Instructions to follow → Repeat each line of the data below exactly, but skip the pictures.

[Stored entries]

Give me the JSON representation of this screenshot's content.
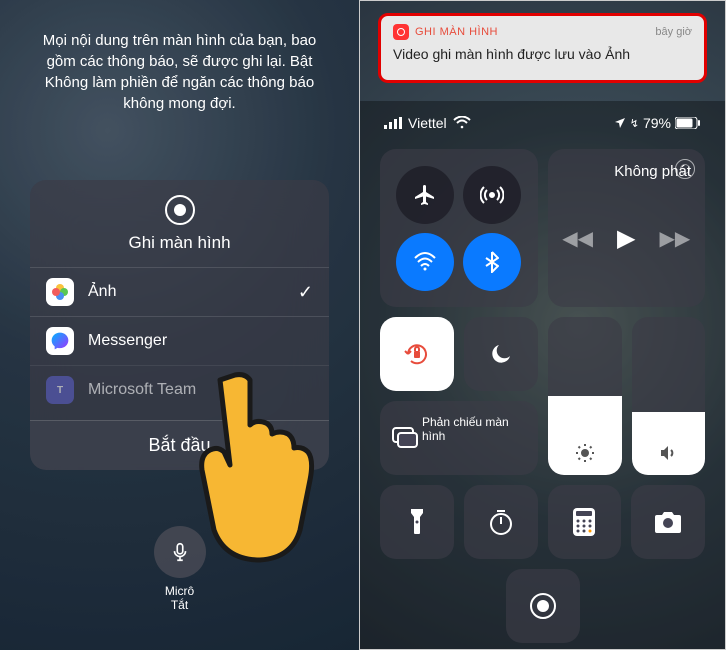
{
  "left": {
    "info_text": "Mọi nội dung trên màn hình của bạn, bao gồm các thông báo, sẽ được ghi lại. Bật Không làm phiền để ngăn các thông báo không mong đợi.",
    "card_title": "Ghi màn hình",
    "apps": [
      {
        "name": "Ảnh",
        "icon": "photos-icon",
        "selected": true
      },
      {
        "name": "Messenger",
        "icon": "messenger-icon",
        "selected": false
      },
      {
        "name": "Microsoft Team",
        "icon": "teams-icon",
        "selected": false
      }
    ],
    "start_label": "Bắt đầu",
    "mic_label": "Micrô",
    "mic_state": "Tắt"
  },
  "right": {
    "notification": {
      "app": "GHI MÀN HÌNH",
      "time": "bây giờ",
      "body": "Video ghi màn hình được lưu vào Ảnh"
    },
    "status": {
      "carrier": "Viettel",
      "battery": "79%"
    },
    "media": {
      "title": "Không phát"
    },
    "mirror_label": "Phản chiếu màn hình"
  }
}
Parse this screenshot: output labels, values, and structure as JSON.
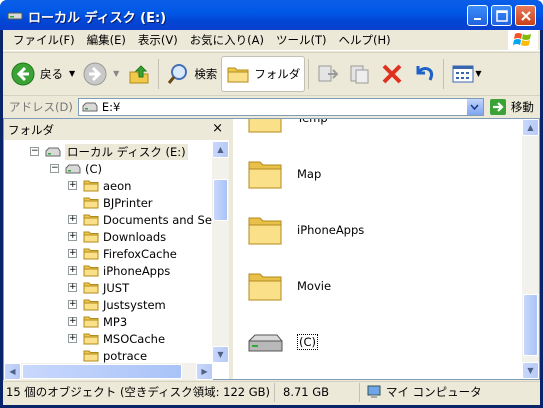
{
  "window": {
    "title": "ローカル ディスク (E:)"
  },
  "menu": [
    "ファイル(F)",
    "編集(E)",
    "表示(V)",
    "お気に入り(A)",
    "ツール(T)",
    "ヘルプ(H)"
  ],
  "toolbar": {
    "back": "戻る",
    "search": "検索",
    "folders": "フォルダ"
  },
  "address": {
    "label": "アドレス(D)",
    "value": "E:¥",
    "go": "移動"
  },
  "tree": {
    "header": "フォルダ",
    "close": "×",
    "root": "ローカル ディスク (E:)",
    "drive": "(C)",
    "items": [
      "aeon",
      "BJPrinter",
      "Documents and Setti",
      "Downloads",
      "FirefoxCache",
      "iPhoneApps",
      "JUST",
      "Justsystem",
      "MP3",
      "MSOCache",
      "potrace"
    ]
  },
  "content": {
    "items": [
      "Temp",
      "Map",
      "iPhoneApps",
      "Movie",
      "(C)"
    ]
  },
  "status": {
    "objects": "15 個のオブジェクト (空きディスク領域: 122 GB)",
    "size": "8.71 GB",
    "location": "マイ コンピュータ"
  },
  "colors": {
    "titlebar": "#0058e6",
    "frame": "#ece9d8",
    "folder": "#f7d561"
  }
}
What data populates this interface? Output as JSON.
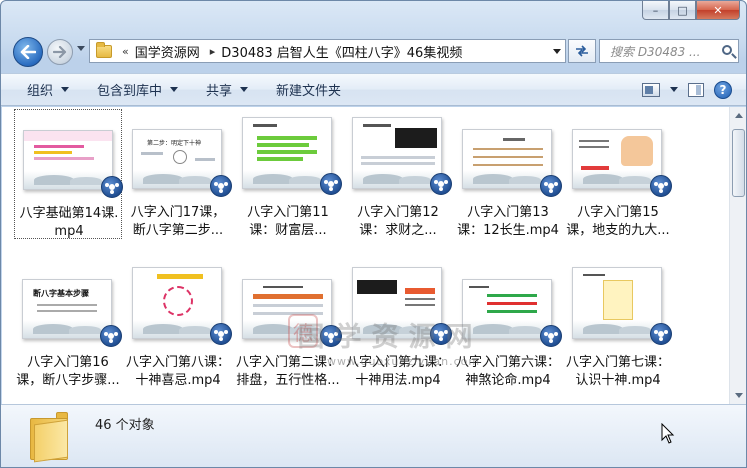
{
  "window": {
    "caption": {
      "minimize": "–",
      "maximize": "□",
      "close": "✕"
    }
  },
  "address_bar": {
    "overflow": "«",
    "crumbs": [
      "国学资源网",
      "D30483 启智人生《四柱八字》46集视频"
    ],
    "separator": "▸"
  },
  "search": {
    "placeholder": "搜索 D30483 ..."
  },
  "toolbar": {
    "organize": "组织",
    "include_in_library": "包含到库中",
    "share": "共享",
    "new_folder": "新建文件夹",
    "help": "?"
  },
  "files": [
    {
      "label_line1": "八字基础第14课.",
      "label_line2": "mp4"
    },
    {
      "label_line1": "八字入门17课，",
      "label_line2": "断八字第二步..."
    },
    {
      "label_line1": "八字入门第11",
      "label_line2": "课：财富层..."
    },
    {
      "label_line1": "八字入门第12",
      "label_line2": "课：求财之..."
    },
    {
      "label_line1": "八字入门第13",
      "label_line2": "课：12长生.mp4"
    },
    {
      "label_line1": "八字入门第15",
      "label_line2": "课，地支的九大..."
    },
    {
      "label_line1": "八字入门第16",
      "label_line2": "课，断八字步骤..."
    },
    {
      "label_line1": "八字入门第八课：",
      "label_line2": "十神喜忌.mp4"
    },
    {
      "label_line1": "八字入门第二课：",
      "label_line2": "排盘，五行性格..."
    },
    {
      "label_line1": "八字入门第九课：",
      "label_line2": "十神用法.mp4"
    },
    {
      "label_line1": "八字入门第六课：",
      "label_line2": "神煞论命.mp4"
    },
    {
      "label_line1": "八字入门第七课：",
      "label_line2": "认识十神.mp4"
    }
  ],
  "thumb_text": {
    "t2": "第二步：明定下十神",
    "t7": "断八字基本步骤"
  },
  "watermark": {
    "text": "国学资源网",
    "seal": "德",
    "url": "www.guoxueziyuan.com"
  },
  "status": {
    "count": "46 个对象"
  }
}
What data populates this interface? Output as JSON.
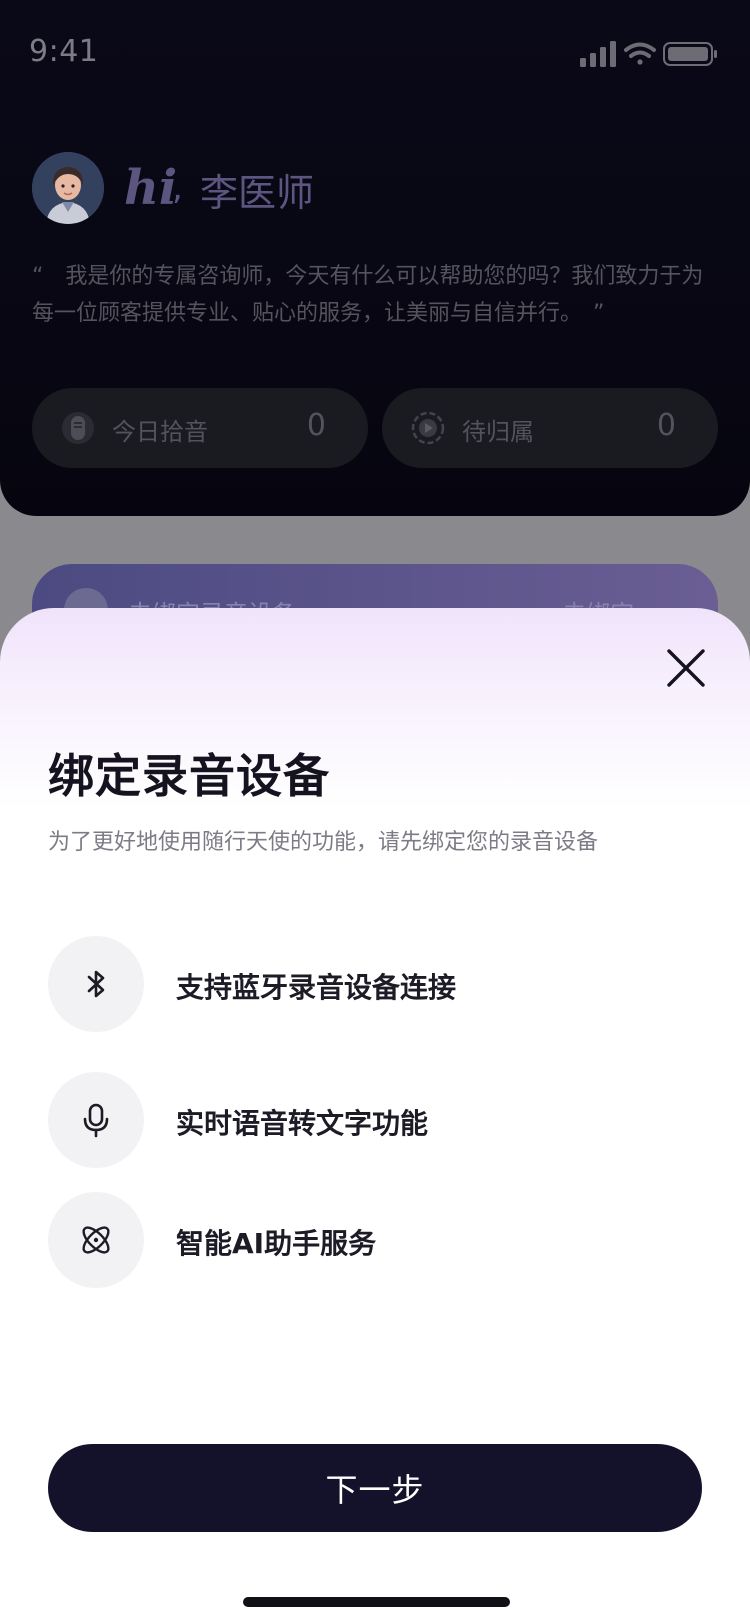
{
  "status_bar": {
    "time": "9:41"
  },
  "header": {
    "greeting_hi": "hi",
    "greeting_sep": ",",
    "doctor_name": "李医师",
    "intro_text": "“　我是你的专属咨询师，今天有什么可以帮助您的吗？我们致力于为每一位顾客提供专业、贴心的服务，让美丽与自信并行。　”"
  },
  "stats": [
    {
      "label": "今日拾音",
      "value": "0",
      "icon": "recorder-icon"
    },
    {
      "label": "待归属",
      "value": "0",
      "icon": "play-circle-icon"
    }
  ],
  "bind_banner": {
    "text": "去绑定录音设备",
    "action": "去绑定 >"
  },
  "sheet": {
    "title": "绑定录音设备",
    "subtitle": "为了更好地使用随行天使的功能，请先绑定您的录音设备",
    "features": [
      {
        "label": "支持蓝牙录音设备连接",
        "icon": "bluetooth-icon"
      },
      {
        "label": "实时语音转文字功能",
        "icon": "microphone-icon"
      },
      {
        "label": "智能AI助手服务",
        "icon": "atom-icon"
      }
    ],
    "next_button": "下一步"
  },
  "colors": {
    "sheet_button": "#14112a",
    "sheet_top_tint": "#f0e3fb",
    "background_panel": "#0a0918"
  }
}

Task answer →
Give me the JSON representation of this screenshot's content.
{
  "left": {
    "info_text": "Mọi nội dung trên màn hình của bạn, bao gồm các thông báo, sẽ được ghi lại. Bật Không làm phiền để ngăn các thông báo không mong đợi.",
    "card_title": "Ghi màn hình",
    "apps": [
      {
        "name": "Ảnh",
        "icon": "photos-icon",
        "selected": true
      },
      {
        "name": "Messenger",
        "icon": "messenger-icon",
        "selected": false
      },
      {
        "name": "Microsoft Team",
        "icon": "teams-icon",
        "selected": false
      }
    ],
    "start_label": "Bắt đầu",
    "mic_label": "Micrô",
    "mic_state": "Tắt"
  },
  "right": {
    "notification": {
      "app": "GHI MÀN HÌNH",
      "time": "bây giờ",
      "body": "Video ghi màn hình được lưu vào Ảnh"
    },
    "status": {
      "carrier": "Viettel",
      "battery": "79%"
    },
    "media": {
      "title": "Không phát"
    },
    "mirror_label": "Phản chiếu màn hình"
  }
}
Parse this screenshot: output labels, values, and structure as JSON.
{
  "window": {
    "title": "ローカル ディスク (E:)"
  },
  "menu": [
    "ファイル(F)",
    "編集(E)",
    "表示(V)",
    "お気に入り(A)",
    "ツール(T)",
    "ヘルプ(H)"
  ],
  "toolbar": {
    "back": "戻る",
    "search": "検索",
    "folders": "フォルダ"
  },
  "address": {
    "label": "アドレス(D)",
    "value": "E:¥",
    "go": "移動"
  },
  "tree": {
    "header": "フォルダ",
    "close": "×",
    "root": "ローカル ディスク (E:)",
    "drive": "(C)",
    "items": [
      "aeon",
      "BJPrinter",
      "Documents and Setti",
      "Downloads",
      "FirefoxCache",
      "iPhoneApps",
      "JUST",
      "Justsystem",
      "MP3",
      "MSOCache",
      "potrace"
    ]
  },
  "content": {
    "items": [
      "Temp",
      "Map",
      "iPhoneApps",
      "Movie",
      "(C)"
    ]
  },
  "status": {
    "objects": "15 個のオブジェクト (空きディスク領域: 122 GB)",
    "size": "8.71 GB",
    "location": "マイ コンピュータ"
  },
  "colors": {
    "titlebar": "#0058e6",
    "frame": "#ece9d8",
    "folder": "#f7d561"
  }
}
What data populates this interface? Output as JSON.
{
  "window": {
    "caption": {
      "minimize": "–",
      "maximize": "□",
      "close": "✕"
    }
  },
  "address_bar": {
    "overflow": "«",
    "crumbs": [
      "国学资源网",
      "D30483 启智人生《四柱八字》46集视频"
    ],
    "separator": "▸"
  },
  "search": {
    "placeholder": "搜索 D30483 ..."
  },
  "toolbar": {
    "organize": "组织",
    "include_in_library": "包含到库中",
    "share": "共享",
    "new_folder": "新建文件夹",
    "help": "?"
  },
  "files": [
    {
      "label_line1": "八字基础第14课.",
      "label_line2": "mp4"
    },
    {
      "label_line1": "八字入门17课，",
      "label_line2": "断八字第二步..."
    },
    {
      "label_line1": "八字入门第11",
      "label_line2": "课：财富层..."
    },
    {
      "label_line1": "八字入门第12",
      "label_line2": "课：求财之..."
    },
    {
      "label_line1": "八字入门第13",
      "label_line2": "课：12长生.mp4"
    },
    {
      "label_line1": "八字入门第15",
      "label_line2": "课，地支的九大..."
    },
    {
      "label_line1": "八字入门第16",
      "label_line2": "课，断八字步骤..."
    },
    {
      "label_line1": "八字入门第八课：",
      "label_line2": "十神喜忌.mp4"
    },
    {
      "label_line1": "八字入门第二课：",
      "label_line2": "排盘，五行性格..."
    },
    {
      "label_line1": "八字入门第九课：",
      "label_line2": "十神用法.mp4"
    },
    {
      "label_line1": "八字入门第六课：",
      "label_line2": "神煞论命.mp4"
    },
    {
      "label_line1": "八字入门第七课：",
      "label_line2": "认识十神.mp4"
    }
  ],
  "thumb_text": {
    "t2": "第二步：明定下十神",
    "t7": "断八字基本步骤"
  },
  "watermark": {
    "text": "国学资源网",
    "seal": "德",
    "url": "www.guoxueziyuan.com"
  },
  "status": {
    "count": "46 个对象"
  }
}
What data populates this interface? Output as JSON.
{
  "status_bar": {
    "time": "9:41"
  },
  "header": {
    "greeting_hi": "hi",
    "greeting_sep": ",",
    "doctor_name": "李医师",
    "intro_text": "“　我是你的专属咨询师，今天有什么可以帮助您的吗？我们致力于为每一位顾客提供专业、贴心的服务，让美丽与自信并行。　”"
  },
  "stats": [
    {
      "label": "今日拾音",
      "value": "0",
      "icon": "recorder-icon"
    },
    {
      "label": "待归属",
      "value": "0",
      "icon": "play-circle-icon"
    }
  ],
  "bind_banner": {
    "text": "去绑定录音设备",
    "action": "去绑定 >"
  },
  "sheet": {
    "title": "绑定录音设备",
    "subtitle": "为了更好地使用随行天使的功能，请先绑定您的录音设备",
    "features": [
      {
        "label": "支持蓝牙录音设备连接",
        "icon": "bluetooth-icon"
      },
      {
        "label": "实时语音转文字功能",
        "icon": "microphone-icon"
      },
      {
        "label": "智能AI助手服务",
        "icon": "atom-icon"
      }
    ],
    "next_button": "下一步"
  },
  "colors": {
    "sheet_button": "#14112a",
    "sheet_top_tint": "#f0e3fb",
    "background_panel": "#0a0918"
  }
}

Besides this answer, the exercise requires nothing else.